• _EXERCISE DIRECTIONS_: Present the following data again exactly as it is shown.

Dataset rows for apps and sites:
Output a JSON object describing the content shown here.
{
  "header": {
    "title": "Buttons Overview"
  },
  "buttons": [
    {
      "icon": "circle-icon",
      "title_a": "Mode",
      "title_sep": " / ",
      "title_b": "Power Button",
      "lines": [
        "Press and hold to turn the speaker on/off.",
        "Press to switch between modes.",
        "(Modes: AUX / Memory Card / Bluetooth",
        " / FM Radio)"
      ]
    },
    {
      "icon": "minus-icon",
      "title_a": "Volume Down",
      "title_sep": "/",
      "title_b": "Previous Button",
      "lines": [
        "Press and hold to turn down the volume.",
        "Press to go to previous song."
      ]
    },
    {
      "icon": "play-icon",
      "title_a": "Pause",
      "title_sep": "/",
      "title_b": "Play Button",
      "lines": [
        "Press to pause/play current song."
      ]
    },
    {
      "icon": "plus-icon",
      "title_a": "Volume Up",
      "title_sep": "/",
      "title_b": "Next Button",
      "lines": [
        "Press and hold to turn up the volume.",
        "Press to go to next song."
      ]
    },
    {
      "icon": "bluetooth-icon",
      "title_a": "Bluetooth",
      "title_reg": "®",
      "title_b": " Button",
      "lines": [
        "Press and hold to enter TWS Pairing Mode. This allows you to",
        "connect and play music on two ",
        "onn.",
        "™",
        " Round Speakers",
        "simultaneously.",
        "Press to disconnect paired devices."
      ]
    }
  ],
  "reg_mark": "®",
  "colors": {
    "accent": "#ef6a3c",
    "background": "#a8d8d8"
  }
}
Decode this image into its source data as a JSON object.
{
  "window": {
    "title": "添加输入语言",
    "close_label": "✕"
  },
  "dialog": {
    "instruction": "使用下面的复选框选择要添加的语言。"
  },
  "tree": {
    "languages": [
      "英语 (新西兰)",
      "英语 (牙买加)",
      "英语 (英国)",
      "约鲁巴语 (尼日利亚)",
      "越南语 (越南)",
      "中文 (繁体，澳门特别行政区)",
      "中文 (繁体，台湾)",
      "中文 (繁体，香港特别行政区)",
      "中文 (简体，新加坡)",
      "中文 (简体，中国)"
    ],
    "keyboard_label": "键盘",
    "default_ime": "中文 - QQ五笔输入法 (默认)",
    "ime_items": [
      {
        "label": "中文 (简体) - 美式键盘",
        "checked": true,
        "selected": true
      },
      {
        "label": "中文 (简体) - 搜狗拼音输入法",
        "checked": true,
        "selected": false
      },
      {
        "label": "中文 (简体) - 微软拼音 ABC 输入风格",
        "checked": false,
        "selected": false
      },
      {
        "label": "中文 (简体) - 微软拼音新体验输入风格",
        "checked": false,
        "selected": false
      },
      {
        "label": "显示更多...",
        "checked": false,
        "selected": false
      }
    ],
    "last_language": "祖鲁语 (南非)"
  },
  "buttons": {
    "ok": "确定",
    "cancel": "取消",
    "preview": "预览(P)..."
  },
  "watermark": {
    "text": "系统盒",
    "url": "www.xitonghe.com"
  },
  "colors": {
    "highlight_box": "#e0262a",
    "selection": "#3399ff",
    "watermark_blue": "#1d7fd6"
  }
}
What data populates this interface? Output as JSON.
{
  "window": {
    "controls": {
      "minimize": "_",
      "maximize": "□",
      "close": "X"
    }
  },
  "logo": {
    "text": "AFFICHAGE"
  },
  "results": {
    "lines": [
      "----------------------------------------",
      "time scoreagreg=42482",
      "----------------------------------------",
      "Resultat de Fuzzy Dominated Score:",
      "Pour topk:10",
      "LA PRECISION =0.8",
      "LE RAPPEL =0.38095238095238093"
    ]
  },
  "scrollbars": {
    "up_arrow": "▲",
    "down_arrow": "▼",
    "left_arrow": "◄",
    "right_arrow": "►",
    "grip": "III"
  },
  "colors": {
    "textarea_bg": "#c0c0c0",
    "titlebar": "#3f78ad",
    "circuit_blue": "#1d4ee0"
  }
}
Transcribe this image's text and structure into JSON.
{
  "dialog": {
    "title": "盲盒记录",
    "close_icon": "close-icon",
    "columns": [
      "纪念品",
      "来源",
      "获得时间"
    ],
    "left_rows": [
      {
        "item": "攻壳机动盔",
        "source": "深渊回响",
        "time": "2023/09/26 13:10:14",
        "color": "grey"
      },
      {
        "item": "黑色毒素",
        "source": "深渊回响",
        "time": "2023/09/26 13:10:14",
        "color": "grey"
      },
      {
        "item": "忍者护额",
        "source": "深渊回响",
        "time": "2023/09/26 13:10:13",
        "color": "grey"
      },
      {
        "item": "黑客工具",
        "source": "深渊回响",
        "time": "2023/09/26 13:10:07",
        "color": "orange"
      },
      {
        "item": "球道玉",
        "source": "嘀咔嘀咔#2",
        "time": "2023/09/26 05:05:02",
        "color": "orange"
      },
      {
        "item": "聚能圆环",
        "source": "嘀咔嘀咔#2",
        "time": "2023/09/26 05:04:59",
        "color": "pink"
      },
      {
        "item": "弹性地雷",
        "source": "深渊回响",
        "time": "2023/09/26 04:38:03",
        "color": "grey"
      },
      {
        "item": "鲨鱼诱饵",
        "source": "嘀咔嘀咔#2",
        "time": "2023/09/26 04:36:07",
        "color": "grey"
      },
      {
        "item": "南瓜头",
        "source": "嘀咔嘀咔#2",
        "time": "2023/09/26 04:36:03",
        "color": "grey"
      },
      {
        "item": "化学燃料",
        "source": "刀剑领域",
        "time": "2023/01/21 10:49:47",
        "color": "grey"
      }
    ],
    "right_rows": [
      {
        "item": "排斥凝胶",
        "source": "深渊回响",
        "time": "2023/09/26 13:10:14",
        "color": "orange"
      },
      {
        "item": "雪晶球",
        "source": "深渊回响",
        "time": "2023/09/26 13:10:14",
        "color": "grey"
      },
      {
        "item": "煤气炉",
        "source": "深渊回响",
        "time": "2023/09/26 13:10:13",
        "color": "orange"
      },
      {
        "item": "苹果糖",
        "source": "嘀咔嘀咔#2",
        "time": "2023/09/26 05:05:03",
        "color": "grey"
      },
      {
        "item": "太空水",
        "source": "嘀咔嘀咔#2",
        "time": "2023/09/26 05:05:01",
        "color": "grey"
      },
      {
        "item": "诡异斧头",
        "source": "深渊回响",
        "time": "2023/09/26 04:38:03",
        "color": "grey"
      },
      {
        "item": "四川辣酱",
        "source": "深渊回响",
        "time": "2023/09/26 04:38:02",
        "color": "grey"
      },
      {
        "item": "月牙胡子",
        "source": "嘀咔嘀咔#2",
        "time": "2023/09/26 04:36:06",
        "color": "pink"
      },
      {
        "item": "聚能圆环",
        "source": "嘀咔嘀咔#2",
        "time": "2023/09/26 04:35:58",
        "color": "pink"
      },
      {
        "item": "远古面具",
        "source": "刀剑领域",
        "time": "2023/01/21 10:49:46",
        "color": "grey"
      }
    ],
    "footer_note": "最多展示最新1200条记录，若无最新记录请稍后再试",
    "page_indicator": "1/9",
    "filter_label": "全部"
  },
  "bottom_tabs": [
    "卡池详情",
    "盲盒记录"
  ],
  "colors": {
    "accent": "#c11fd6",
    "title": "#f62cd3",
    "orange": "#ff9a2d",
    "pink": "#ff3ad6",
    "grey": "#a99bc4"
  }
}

• _OUTPUT FOR THIS EXERCISE_:
Output a JSON object describing the content shown here.
{
  "header": {
    "title": "Buttons Overview"
  },
  "buttons": [
    {
      "icon": "circle-icon",
      "title_a": "Mode",
      "title_sep": " / ",
      "title_b": "Power Button",
      "lines": [
        "Press and hold to turn the speaker on/off.",
        "Press to switch between modes.",
        "(Modes: AUX / Memory Card / Bluetooth",
        " / FM Radio)"
      ]
    },
    {
      "icon": "minus-icon",
      "title_a": "Volume Down",
      "title_sep": "/",
      "title_b": "Previous Button",
      "lines": [
        "Press and hold to turn down the volume.",
        "Press to go to previous song."
      ]
    },
    {
      "icon": "play-icon",
      "title_a": "Pause",
      "title_sep": "/",
      "title_b": "Play Button",
      "lines": [
        "Press to pause/play current song."
      ]
    },
    {
      "icon": "plus-icon",
      "title_a": "Volume Up",
      "title_sep": "/",
      "title_b": "Next Button",
      "lines": [
        "Press and hold to turn up the volume.",
        "Press to go to next song."
      ]
    },
    {
      "icon": "bluetooth-icon",
      "title_a": "Bluetooth",
      "title_reg": "®",
      "title_b": " Button",
      "lines": [
        "Press and hold to enter TWS Pairing Mode. This allows you to",
        "connect and play music on two ",
        "onn.",
        "™",
        " Round Speakers",
        "simultaneously.",
        "Press to disconnect paired devices."
      ]
    }
  ],
  "reg_mark": "®",
  "colors": {
    "accent": "#ef6a3c",
    "background": "#a8d8d8"
  }
}
Decode this image into its source data as a JSON object.
{
  "window": {
    "title": "添加输入语言",
    "close_label": "✕"
  },
  "dialog": {
    "instruction": "使用下面的复选框选择要添加的语言。"
  },
  "tree": {
    "languages": [
      "英语 (新西兰)",
      "英语 (牙买加)",
      "英语 (英国)",
      "约鲁巴语 (尼日利亚)",
      "越南语 (越南)",
      "中文 (繁体，澳门特别行政区)",
      "中文 (繁体，台湾)",
      "中文 (繁体，香港特别行政区)",
      "中文 (简体，新加坡)",
      "中文 (简体，中国)"
    ],
    "keyboard_label": "键盘",
    "default_ime": "中文 - QQ五笔输入法 (默认)",
    "ime_items": [
      {
        "label": "中文 (简体) - 美式键盘",
        "checked": true,
        "selected": true
      },
      {
        "label": "中文 (简体) - 搜狗拼音输入法",
        "checked": true,
        "selected": false
      },
      {
        "label": "中文 (简体) - 微软拼音 ABC 输入风格",
        "checked": false,
        "selected": false
      },
      {
        "label": "中文 (简体) - 微软拼音新体验输入风格",
        "checked": false,
        "selected": false
      },
      {
        "label": "显示更多...",
        "checked": false,
        "selected": false
      }
    ],
    "last_language": "祖鲁语 (南非)"
  },
  "buttons": {
    "ok": "确定",
    "cancel": "取消",
    "preview": "预览(P)..."
  },
  "watermark": {
    "text": "系统盒",
    "url": "www.xitonghe.com"
  },
  "colors": {
    "highlight_box": "#e0262a",
    "selection": "#3399ff",
    "watermark_blue": "#1d7fd6"
  }
}
What data populates this interface? Output as JSON.
{
  "window": {
    "controls": {
      "minimize": "_",
      "maximize": "□",
      "close": "X"
    }
  },
  "logo": {
    "text": "AFFICHAGE"
  },
  "results": {
    "lines": [
      "----------------------------------------",
      "time scoreagreg=42482",
      "----------------------------------------",
      "Resultat de Fuzzy Dominated Score:",
      "Pour topk:10",
      "LA PRECISION =0.8",
      "LE RAPPEL =0.38095238095238093"
    ]
  },
  "scrollbars": {
    "up_arrow": "▲",
    "down_arrow": "▼",
    "left_arrow": "◄",
    "right_arrow": "►",
    "grip": "III"
  },
  "colors": {
    "textarea_bg": "#c0c0c0",
    "titlebar": "#3f78ad",
    "circuit_blue": "#1d4ee0"
  }
}
Transcribe this image's text and structure into JSON.
{
  "dialog": {
    "title": "盲盒记录",
    "close_icon": "close-icon",
    "columns": [
      "纪念品",
      "来源",
      "获得时间"
    ],
    "left_rows": [
      {
        "item": "攻壳机动盔",
        "source": "深渊回响",
        "time": "2023/09/26 13:10:14",
        "color": "grey"
      },
      {
        "item": "黑色毒素",
        "source": "深渊回响",
        "time": "2023/09/26 13:10:14",
        "color": "grey"
      },
      {
        "item": "忍者护额",
        "source": "深渊回响",
        "time": "2023/09/26 13:10:13",
        "color": "grey"
      },
      {
        "item": "黑客工具",
        "source": "深渊回响",
        "time": "2023/09/26 13:10:07",
        "color": "orange"
      },
      {
        "item": "球道玉",
        "source": "嘀咔嘀咔#2",
        "time": "2023/09/26 05:05:02",
        "color": "orange"
      },
      {
        "item": "聚能圆环",
        "source": "嘀咔嘀咔#2",
        "time": "2023/09/26 05:04:59",
        "color": "pink"
      },
      {
        "item": "弹性地雷",
        "source": "深渊回响",
        "time": "2023/09/26 04:38:03",
        "color": "grey"
      },
      {
        "item": "鲨鱼诱饵",
        "source": "嘀咔嘀咔#2",
        "time": "2023/09/26 04:36:07",
        "color": "grey"
      },
      {
        "item": "南瓜头",
        "source": "嘀咔嘀咔#2",
        "time": "2023/09/26 04:36:03",
        "color": "grey"
      },
      {
        "item": "化学燃料",
        "source": "刀剑领域",
        "time": "2023/01/21 10:49:47",
        "color": "grey"
      }
    ],
    "right_rows": [
      {
        "item": "排斥凝胶",
        "source": "深渊回响",
        "time": "2023/09/26 13:10:14",
        "color": "orange"
      },
      {
        "item": "雪晶球",
        "source": "深渊回响",
        "time": "2023/09/26 13:10:14",
        "color": "grey"
      },
      {
        "item": "煤气炉",
        "source": "深渊回响",
        "time": "2023/09/26 13:10:13",
        "color": "orange"
      },
      {
        "item": "苹果糖",
        "source": "嘀咔嘀咔#2",
        "time": "2023/09/26 05:05:03",
        "color": "grey"
      },
      {
        "item": "太空水",
        "source": "嘀咔嘀咔#2",
        "time": "2023/09/26 05:05:01",
        "color": "grey"
      },
      {
        "item": "诡异斧头",
        "source": "深渊回响",
        "time": "2023/09/26 04:38:03",
        "color": "grey"
      },
      {
        "item": "四川辣酱",
        "source": "深渊回响",
        "time": "2023/09/26 04:38:02",
        "color": "grey"
      },
      {
        "item": "月牙胡子",
        "source": "嘀咔嘀咔#2",
        "time": "2023/09/26 04:36:06",
        "color": "pink"
      },
      {
        "item": "聚能圆环",
        "source": "嘀咔嘀咔#2",
        "time": "2023/09/26 04:35:58",
        "color": "pink"
      },
      {
        "item": "远古面具",
        "source": "刀剑领域",
        "time": "2023/01/21 10:49:46",
        "color": "grey"
      }
    ],
    "footer_note": "最多展示最新1200条记录，若无最新记录请稍后再试",
    "page_indicator": "1/9",
    "filter_label": "全部"
  },
  "bottom_tabs": [
    "卡池详情",
    "盲盒记录"
  ],
  "colors": {
    "accent": "#c11fd6",
    "title": "#f62cd3",
    "orange": "#ff9a2d",
    "pink": "#ff3ad6",
    "grey": "#a99bc4"
  }
}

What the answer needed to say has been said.